1. Concentrate on what can be eaten rather than what can’t be eaten
Make a list of all the food and meals that the family currently eats that fall within the ‘can eat’ category. This will help put things in perspective and help you focus on the positives.
2. Make changes slowly
Continue to make all those favourite meals that automatically don’t contain gluten and tackle the lunch box challenge. If your teenager perceives that only one meal a day is being changed, then the upheaval isn’t such a big deal.
3. Tackle gluten free foods as a taste test for the whole family
Prepare a familiar meal that is GF but also prepare an additional side of something new. For example, make your butter chicken and rice that you know will be eaten, but also make a portion of something new eg quinoa or GF flatbreads for sampling. If the extra isn’t a success, then you teenager still has had their main meal.
4. Encourage honest feedback
Listen to your teenager (and other family members). By accepting their decision on new foods, you are giving your teenager a sense of control and helping them through the maze of a GF diet. Develop a classification system for new food: never again, a possibility, a goer. Keep packets/wrappers of the foods that get a tick as a reminder when you next go shopping.
5. Don’t just think Gluten Free

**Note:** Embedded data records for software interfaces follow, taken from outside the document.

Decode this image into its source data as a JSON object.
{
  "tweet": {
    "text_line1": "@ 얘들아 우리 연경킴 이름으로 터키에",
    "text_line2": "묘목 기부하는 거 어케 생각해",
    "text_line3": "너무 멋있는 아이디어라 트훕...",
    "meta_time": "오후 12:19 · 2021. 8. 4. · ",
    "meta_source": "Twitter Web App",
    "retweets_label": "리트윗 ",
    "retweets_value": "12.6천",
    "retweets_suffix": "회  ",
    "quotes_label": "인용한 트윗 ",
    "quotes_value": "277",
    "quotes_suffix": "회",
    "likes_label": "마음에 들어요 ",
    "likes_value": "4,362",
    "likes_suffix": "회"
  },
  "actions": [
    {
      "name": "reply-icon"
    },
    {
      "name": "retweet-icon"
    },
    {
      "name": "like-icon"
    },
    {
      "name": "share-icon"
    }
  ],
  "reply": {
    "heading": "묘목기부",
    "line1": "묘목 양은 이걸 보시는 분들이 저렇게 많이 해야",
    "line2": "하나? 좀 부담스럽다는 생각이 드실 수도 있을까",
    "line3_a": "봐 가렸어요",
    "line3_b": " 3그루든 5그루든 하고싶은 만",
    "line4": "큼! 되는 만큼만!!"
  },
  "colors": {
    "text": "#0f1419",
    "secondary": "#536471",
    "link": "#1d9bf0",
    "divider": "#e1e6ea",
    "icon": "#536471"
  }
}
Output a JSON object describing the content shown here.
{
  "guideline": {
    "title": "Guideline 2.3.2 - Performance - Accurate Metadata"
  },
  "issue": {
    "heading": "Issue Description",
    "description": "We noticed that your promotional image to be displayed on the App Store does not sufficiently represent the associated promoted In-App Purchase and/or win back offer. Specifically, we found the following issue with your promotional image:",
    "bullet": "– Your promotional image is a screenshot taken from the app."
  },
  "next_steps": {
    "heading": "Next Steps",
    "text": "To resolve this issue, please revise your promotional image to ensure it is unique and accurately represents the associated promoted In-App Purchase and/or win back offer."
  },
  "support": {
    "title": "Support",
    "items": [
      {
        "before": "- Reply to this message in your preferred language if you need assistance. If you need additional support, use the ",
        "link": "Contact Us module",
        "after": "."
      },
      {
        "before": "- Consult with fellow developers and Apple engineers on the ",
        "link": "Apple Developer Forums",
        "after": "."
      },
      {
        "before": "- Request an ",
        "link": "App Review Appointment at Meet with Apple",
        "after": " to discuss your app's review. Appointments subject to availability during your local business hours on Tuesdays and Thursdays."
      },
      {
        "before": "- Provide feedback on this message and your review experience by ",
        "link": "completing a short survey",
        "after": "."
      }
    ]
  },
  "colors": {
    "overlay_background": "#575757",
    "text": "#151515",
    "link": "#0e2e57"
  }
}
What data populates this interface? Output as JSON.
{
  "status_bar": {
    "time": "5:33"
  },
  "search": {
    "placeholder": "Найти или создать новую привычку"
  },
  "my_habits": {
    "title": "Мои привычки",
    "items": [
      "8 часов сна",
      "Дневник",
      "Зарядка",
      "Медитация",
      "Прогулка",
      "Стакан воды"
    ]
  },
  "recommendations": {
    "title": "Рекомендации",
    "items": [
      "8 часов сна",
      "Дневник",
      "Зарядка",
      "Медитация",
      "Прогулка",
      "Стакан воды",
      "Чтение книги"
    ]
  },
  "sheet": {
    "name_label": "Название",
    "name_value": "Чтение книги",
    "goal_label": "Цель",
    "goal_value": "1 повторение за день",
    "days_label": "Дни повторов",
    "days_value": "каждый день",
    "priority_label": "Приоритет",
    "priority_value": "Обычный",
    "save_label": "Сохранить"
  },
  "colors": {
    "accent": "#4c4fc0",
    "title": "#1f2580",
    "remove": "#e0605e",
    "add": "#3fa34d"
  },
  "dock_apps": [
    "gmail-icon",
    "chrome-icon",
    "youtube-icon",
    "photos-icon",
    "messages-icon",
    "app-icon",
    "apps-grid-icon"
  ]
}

You can fall into the trap of looking only for the word “gluten free”. Don’t just google gluten free chocolate cake recipe. Many recipes are gluten free by default because of the ingredients used.
Try “flourless” or think outside the box and look to ethnic cuisines that do not rely upon wheat products: Jewish – Orange and Almond Cake, French – Macarons, Italian-Risottos, Spanish-Omelettes. The “Food Safari” television series is a great source of new ideas and recipes.
Look to some of your old favourites which you never realised were gluten free: Florentine Slice, Peanut Butter Cookies, Pavlovas. NB Make sure your panty items are GF eg cornflour, cornflakes, chocolate.
6. Follow the recipe
Gluten free baking mixes can become unstable very quickly. If the recipe states, mix for 2 minutes, only mix for 2 minutes. If the recipe suggests that you weigh the 380ml of water, than do so.
7. Take the Coeliac Society Supermarket Tour (Available in Queensland)
Use the knowledge of other Coeliacs to guide you through the supermarket.
8. Be prepared to shop at more than one supermarket
Not all GF product lines can be found in your local supermarket. Coles has their Simply Gluten Free range, Woolworths has their Macro range and scattered through the independents and health food stores you can find other GF products. And if you live in regional Australia, then you might find it easier to buy on-line.
9. Check websites for recipes
Once you have settled on a gluten free flour or a bread mix, then look up the company website for other GF recipes using their products. Packet cake mixes usually have more than one recipe available for the mix.
10. Preparation is essential
Try to think ahead and plan your meals. Cook extra rice or rice vermicelli and freeze. Pancake batter can be frozen. Roasts and satay chicken can be used for tomorrow’s lunch of wraps or sushi. Make a double batch of taco mince and freeze the second batch.
11. Be selective
You’ve found a great recipe, but you need to buy 3 extra gluten free ingredients.
When you first begin baking gluten free, try to be selective with your recipe choice and look for simple recipes with commonly stocked ingredients.
You can fall into the trap of having a pantry full of all the different types of single origin gluten free flours eg potato flour, chick pea flour, rice flour, buckwheat flour, and then find that you never use them again.